While nickel laterites are attractive from a mining perspective, they are mineralogically complex to efficiently extract.
Emerging economies and the demand for stainless steels and other alloys are driving demand for nickel. With continued challenges and delays in increasing output from existing operations and bringing new operations on-line, supply will struggle to match this increase in demand and thus a simplistic view of the outlook for nickel can be summarised as 'robust'.
Nickel occurs in essentially two ore types; magmatic sulphides and ('wet' or 'dry') laterites.
The sulphides typically are found hundreds of metres below ground with principle mineralisation including pentlandite (Ni, Fe)9S8 .
Major deposits such as those in Canada and Russia have historically provided the bulk of nickel production.
Nickel laterites on the other hand are found nearer or at the surface and are generally classified as limonitic (the upper layer, based on nickeliferous limonite; (Fe, Ni)O(OH)) or saprolitic (the lower layer, based on hydrous nickel silicate; (Ni, Mg)3Si2O5O5(OH)).
Laterites are found in two general regions and are referred to as wet or tropical laterites (from Cuba, Indonesia, New Caledonia etc) or dry laterites as found in Australia.
As a consequence of many years of exploitation of sulphide ores these ore bodies are being depleted and/or more expensive to mine (usually due to depth).
Companies are increasingly looking to derive nickel production from nickel laterites.

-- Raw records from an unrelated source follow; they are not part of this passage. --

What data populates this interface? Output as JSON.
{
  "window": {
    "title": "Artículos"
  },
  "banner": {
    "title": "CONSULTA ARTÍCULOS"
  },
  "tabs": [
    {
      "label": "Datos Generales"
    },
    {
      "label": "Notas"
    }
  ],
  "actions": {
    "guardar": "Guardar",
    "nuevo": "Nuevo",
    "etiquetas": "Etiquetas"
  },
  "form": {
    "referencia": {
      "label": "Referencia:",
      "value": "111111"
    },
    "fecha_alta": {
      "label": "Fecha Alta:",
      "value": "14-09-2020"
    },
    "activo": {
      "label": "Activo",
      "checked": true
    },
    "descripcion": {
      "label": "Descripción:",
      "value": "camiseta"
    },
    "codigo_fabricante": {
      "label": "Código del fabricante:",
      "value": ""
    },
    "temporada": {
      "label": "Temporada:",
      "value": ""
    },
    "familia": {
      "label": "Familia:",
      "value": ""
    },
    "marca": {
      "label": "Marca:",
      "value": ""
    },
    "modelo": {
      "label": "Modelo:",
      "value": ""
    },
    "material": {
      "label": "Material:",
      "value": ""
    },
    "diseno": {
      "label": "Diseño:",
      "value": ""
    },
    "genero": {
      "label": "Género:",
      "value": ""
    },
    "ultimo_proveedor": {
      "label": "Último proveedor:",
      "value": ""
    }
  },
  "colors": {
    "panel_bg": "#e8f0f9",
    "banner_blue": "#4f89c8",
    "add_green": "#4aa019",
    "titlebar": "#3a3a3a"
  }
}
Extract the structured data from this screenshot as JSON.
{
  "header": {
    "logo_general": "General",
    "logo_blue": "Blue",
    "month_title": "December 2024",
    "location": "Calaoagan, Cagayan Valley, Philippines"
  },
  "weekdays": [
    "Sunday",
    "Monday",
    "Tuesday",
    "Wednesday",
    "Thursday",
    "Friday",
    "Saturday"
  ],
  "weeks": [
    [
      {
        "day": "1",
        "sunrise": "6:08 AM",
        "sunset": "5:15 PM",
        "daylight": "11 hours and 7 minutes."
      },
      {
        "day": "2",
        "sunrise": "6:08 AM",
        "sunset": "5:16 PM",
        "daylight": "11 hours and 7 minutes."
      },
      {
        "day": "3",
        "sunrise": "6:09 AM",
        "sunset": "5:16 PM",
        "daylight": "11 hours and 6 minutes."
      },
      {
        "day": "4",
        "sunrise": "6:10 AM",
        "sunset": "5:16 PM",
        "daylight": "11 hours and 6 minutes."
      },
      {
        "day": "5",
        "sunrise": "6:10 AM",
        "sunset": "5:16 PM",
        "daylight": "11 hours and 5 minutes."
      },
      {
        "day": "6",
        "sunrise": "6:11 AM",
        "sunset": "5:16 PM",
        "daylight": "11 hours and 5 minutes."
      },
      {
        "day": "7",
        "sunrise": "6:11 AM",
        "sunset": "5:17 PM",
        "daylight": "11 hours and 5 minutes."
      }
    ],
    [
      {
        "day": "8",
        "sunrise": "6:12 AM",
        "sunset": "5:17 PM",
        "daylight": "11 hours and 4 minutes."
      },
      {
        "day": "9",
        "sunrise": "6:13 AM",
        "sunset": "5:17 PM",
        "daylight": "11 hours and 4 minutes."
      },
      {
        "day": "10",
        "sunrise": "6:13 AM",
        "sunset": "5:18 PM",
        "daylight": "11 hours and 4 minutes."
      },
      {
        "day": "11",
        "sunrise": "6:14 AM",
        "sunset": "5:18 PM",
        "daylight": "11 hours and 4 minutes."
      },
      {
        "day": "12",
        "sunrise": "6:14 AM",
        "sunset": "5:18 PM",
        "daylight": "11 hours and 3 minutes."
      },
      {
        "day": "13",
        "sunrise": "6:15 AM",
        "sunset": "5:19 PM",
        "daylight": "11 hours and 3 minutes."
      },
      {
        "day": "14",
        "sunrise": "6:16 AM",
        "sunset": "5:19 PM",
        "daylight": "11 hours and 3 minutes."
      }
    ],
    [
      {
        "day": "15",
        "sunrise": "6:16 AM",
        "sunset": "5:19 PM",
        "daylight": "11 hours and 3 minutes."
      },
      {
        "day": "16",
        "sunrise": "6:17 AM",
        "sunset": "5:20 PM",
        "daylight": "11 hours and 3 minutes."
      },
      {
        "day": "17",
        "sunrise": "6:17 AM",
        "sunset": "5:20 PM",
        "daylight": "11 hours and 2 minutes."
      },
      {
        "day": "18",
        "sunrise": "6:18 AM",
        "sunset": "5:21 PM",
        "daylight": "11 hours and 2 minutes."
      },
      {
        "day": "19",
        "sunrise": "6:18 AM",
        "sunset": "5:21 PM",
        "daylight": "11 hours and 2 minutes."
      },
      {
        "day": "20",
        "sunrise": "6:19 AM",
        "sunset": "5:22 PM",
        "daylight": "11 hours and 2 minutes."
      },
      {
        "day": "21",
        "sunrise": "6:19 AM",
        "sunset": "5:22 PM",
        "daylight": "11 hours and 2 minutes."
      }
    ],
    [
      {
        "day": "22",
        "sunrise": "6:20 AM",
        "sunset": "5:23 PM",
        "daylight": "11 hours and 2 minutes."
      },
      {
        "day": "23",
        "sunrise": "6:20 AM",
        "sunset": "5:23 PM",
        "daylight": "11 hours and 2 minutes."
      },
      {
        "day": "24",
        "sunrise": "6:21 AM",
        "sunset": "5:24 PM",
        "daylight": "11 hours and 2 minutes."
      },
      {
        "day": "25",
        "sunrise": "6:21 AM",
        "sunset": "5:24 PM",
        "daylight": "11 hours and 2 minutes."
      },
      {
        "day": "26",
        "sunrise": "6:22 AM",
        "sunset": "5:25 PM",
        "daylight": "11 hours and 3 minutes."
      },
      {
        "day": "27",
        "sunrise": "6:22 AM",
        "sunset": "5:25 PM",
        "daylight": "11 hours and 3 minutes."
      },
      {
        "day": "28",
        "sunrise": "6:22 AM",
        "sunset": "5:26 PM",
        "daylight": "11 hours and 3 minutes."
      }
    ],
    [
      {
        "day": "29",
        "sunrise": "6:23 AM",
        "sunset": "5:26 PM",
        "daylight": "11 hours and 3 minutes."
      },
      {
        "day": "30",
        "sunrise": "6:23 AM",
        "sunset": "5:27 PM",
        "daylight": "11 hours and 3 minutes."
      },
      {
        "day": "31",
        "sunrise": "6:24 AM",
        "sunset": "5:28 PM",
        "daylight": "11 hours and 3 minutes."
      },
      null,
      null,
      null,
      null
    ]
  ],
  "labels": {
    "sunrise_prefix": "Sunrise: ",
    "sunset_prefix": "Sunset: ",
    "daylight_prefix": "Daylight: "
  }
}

Whilst these near surface ores are relatively attractive from a mining perspective they are generally mineralogically complex and lower in nickel (and cobalt) grade presenting issues associated with developing economically attractive processing options.
In the recent past the nickel laterite processing industry has had a chequered history, with challenges associated with continuing profitable production on existing operations (such as Cawse, Murrin Murrin, Bulong) and managing runaway project costs and time delays on new projects (such as Ravensthorpe and Goro).
A number of hydrometallurgical technology options have been and continue to be employed as means of alleviating the challenges presented by the ore body and the individual process limitations with recent 'favourite' flow sheets being built around ammoniacal based processes (Caron) or sulphuric acid based processes such as high pressure acid leaching (HPAL), Heap Leaching (HL), atmospheric leaching (AL) and combinations or variants of these latter options.
Choice of the flow sheet end point also varies site to site with production of saleable 'intermediate' products such as mixed sulphide or mixed hydroxide usually being favoured over processing through typically solvent extraction to a final metal product.
Taking a strategic approach
In Australia more than half of our nickel reserves occur as nickel laterites and although the nickel (and cobalt) grade is low and the mineralogy complex these are increasing going to be targets for processing.
With this in mind, Researchers within the CSIRO Minerals Down under National Research Flagship (MDU) have identified nickel laterites as a strategic target and they are engaged with a variety of research programs aimed at reducing the cut-off nickel grade of Australian laterites that would be considered economically viable to process. Success in this area will be measured in the billions of dollars value to the Australian economy.
CSIRO's Minerals Down Under Flagship is also a leader in innovations in the exploration, mining and processing areas and is working across Australia to better understand and quantify Australian opportunities to exploit nickel laterites.
Innovations around surface and airborne sensors, more efficient drilling, automated characterisation, intelligent mining machines, down-hole analysers hyperspectral core logging and rock characterisation, just to mention a few, continue to assist industry.
One of the first process related challenges with nickel laterites is the low and variable grade. Most attempts to upgrade feed material into a hydrometallurgical plant have largely failed to achieve meaningful increases in nickel concentration without loss of a significant proportion of the nickel.
With the range of sophisticated mineralogical characterisation tools available to CSIRO we are able to rapidly determine the potential (and metallurgical cost) for ore upgrading on individual ores.
Analytical and geometallurgical techniques that identify the distribution of the value metals through varied mineralogical matrices and the gangue mineralogy are critical to understanding, modelling and then optimising leach conditions for best nickel (and cobalt) recovery and minimal excess acid additions (i.e. operating cost).
With collaborators, CSIRO has also explored a number of standard and novel beneficiation options with the degrees of success again being reliant on the mineralogical matrix and the value distribution therein.
Building on this understanding models have been developed to optimise the performance of both the mild HL and extreme HPAL options for leaching nickel and cobalt into solution with reduced reagent consumption and subsequent neutralisation costs. Subsequent processing then depends very much on understanding the solution chemistry and opportunities and methods for impurity rejection. CSIRO researchers have been able to recently complete and publish research in each of these areas.
In parallel to assisting industry optimise 'traditional' leaching options we have been working with industry partners to develop alternative acid leaching options and in at least one of these cases we are currently building a one-tonne-a-day demonstration plant which will demonstrate very efficient reagent recycle processes and potentially offer to industry a radical new option with very different process economics.
The issue of recovery of the value metals, nickel and cobalt from the solution remains. This includes post major impurity (mainly iron) removal as an economic improvement to producing intermediate product.